What the task asks. Leave the images out and write out each entry exactly as shown.

_ _ _ _

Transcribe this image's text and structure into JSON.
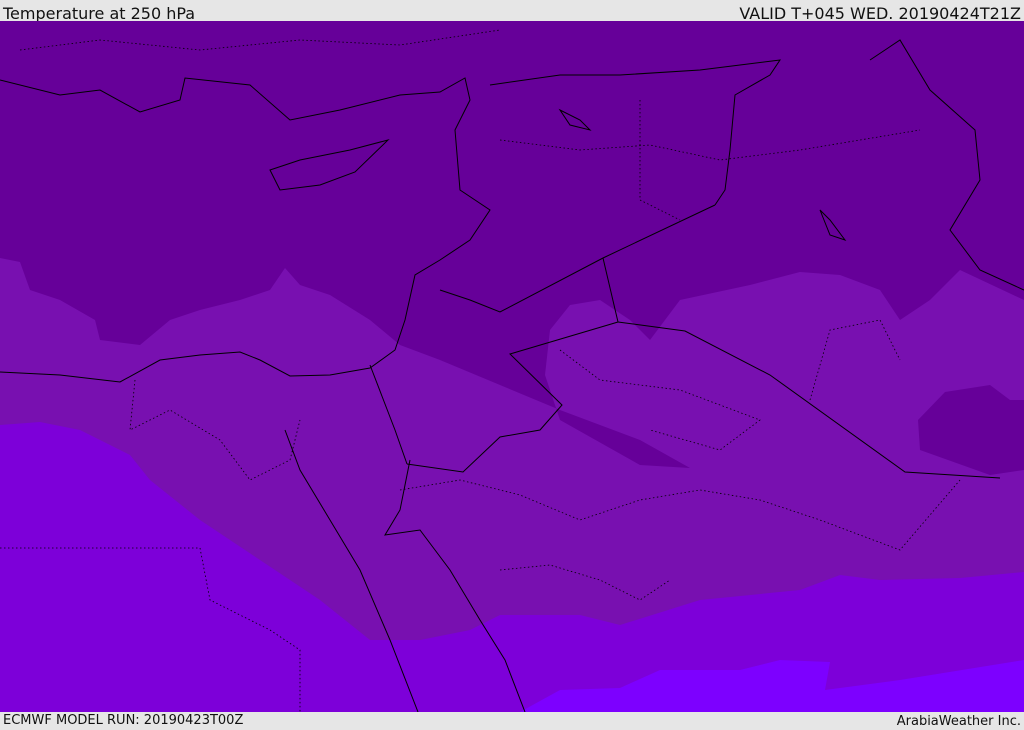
{
  "header": {
    "title": "Temperature at 250 hPa",
    "valid": "VALID T+045 WED. 20190424T21Z"
  },
  "footer": {
    "model_run": "ECMWF MODEL RUN: 20190423T00Z",
    "credit": "ArabiaWeather Inc."
  },
  "colors": {
    "band_coldest": "#660099",
    "band_cold": "#7810b0",
    "band_mid": "#7d00d9",
    "band_warm": "#7d00ff",
    "background": "#e6e6e6"
  }
}
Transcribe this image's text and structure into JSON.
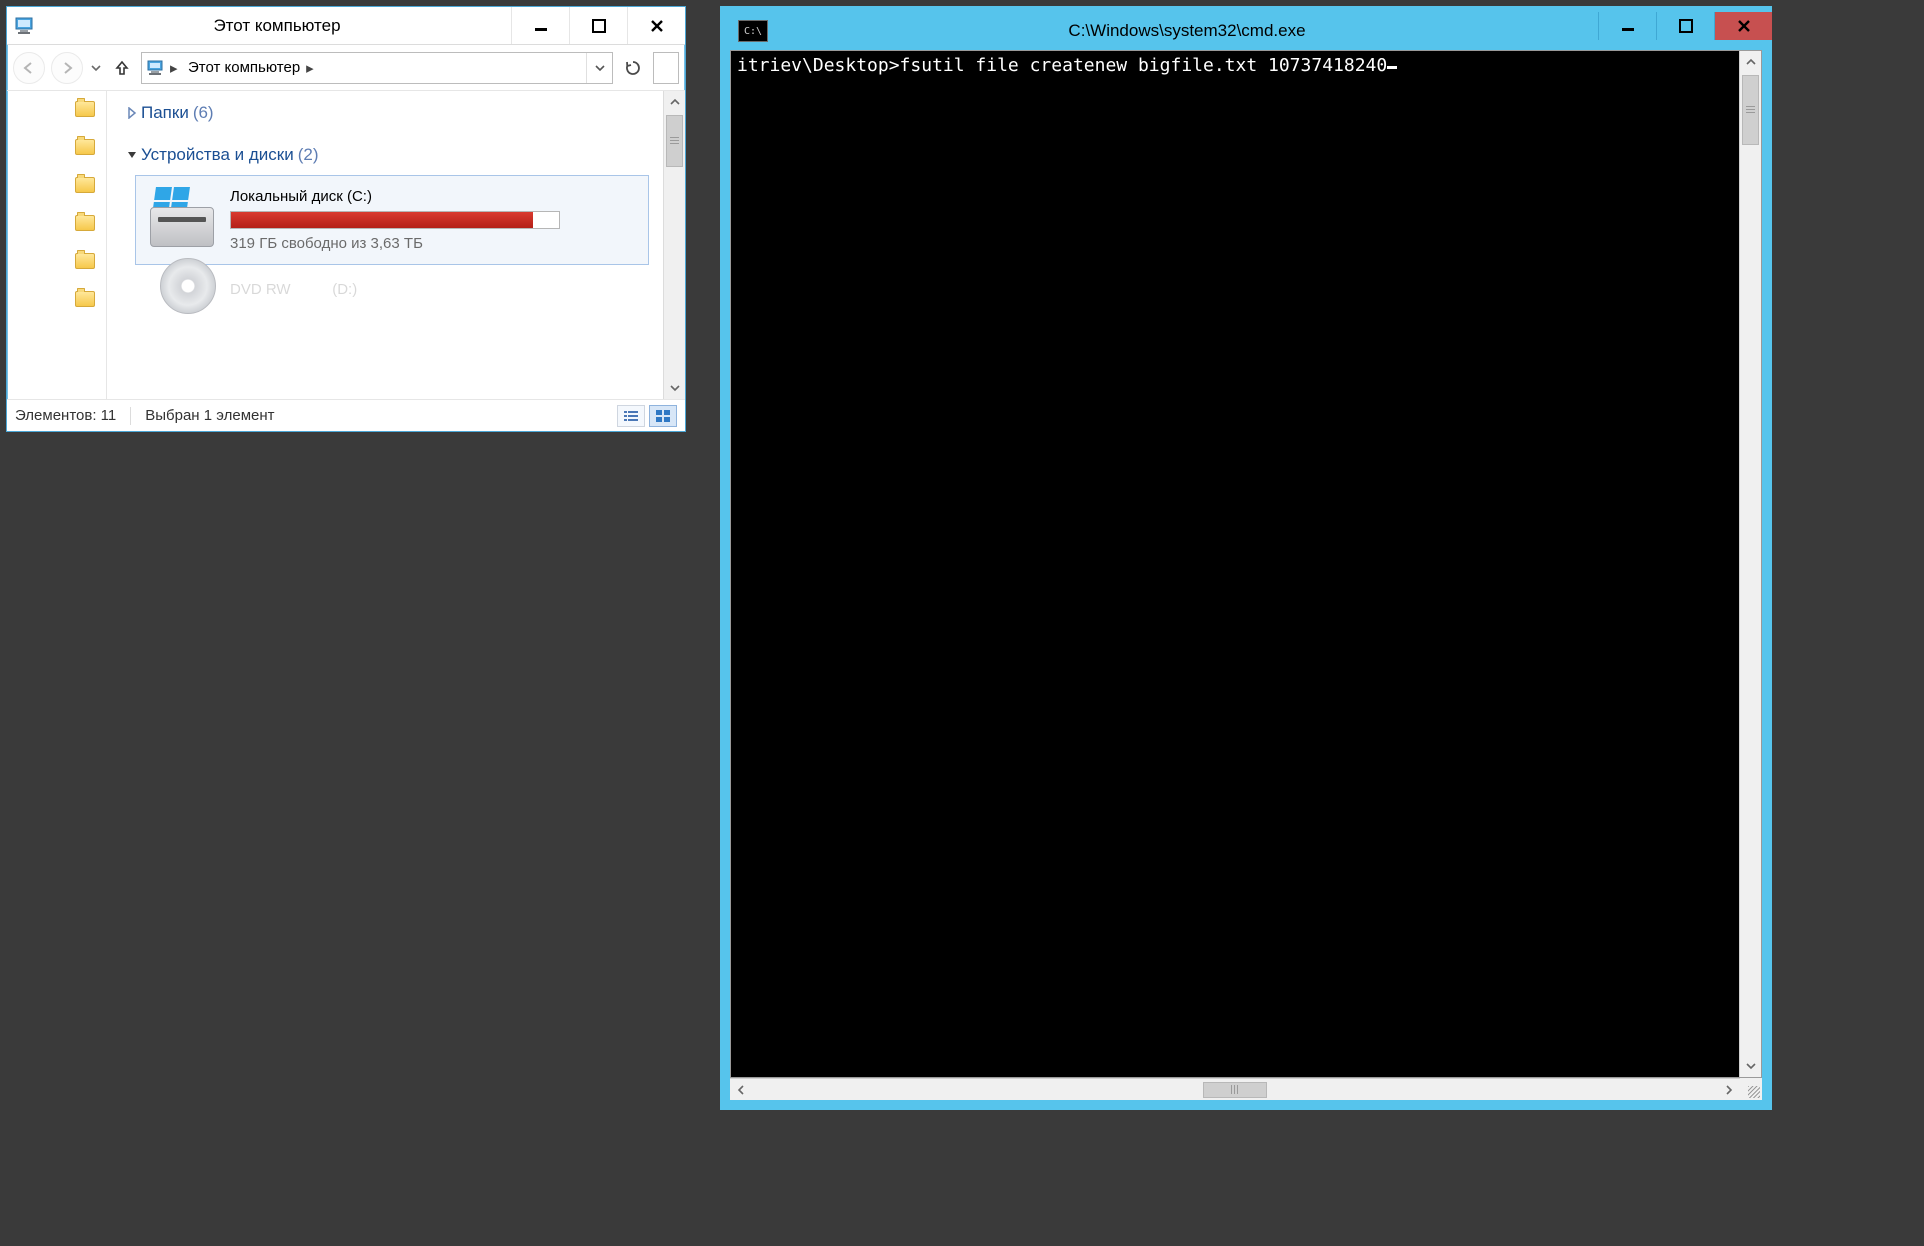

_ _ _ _

Expected output.
Transcribe this image's text and structure into JSON.
{
  "header": {
    "title": "Temperature at 250 hPa",
    "valid": "VALID T+045 WED. 20190424T21Z"
  },
  "footer": {
    "model_run": "ECMWF MODEL RUN: 20190423T00Z",
    "credit": "ArabiaWeather Inc."
  },
  "colors": {
    "band_coldest": "#660099",
    "band_cold": "#7810b0",
    "band_mid": "#7d00d9",
    "band_warm": "#7d00ff",
    "background": "#e6e6e6"
  }
}
Transcribe this image's text and structure into JSON.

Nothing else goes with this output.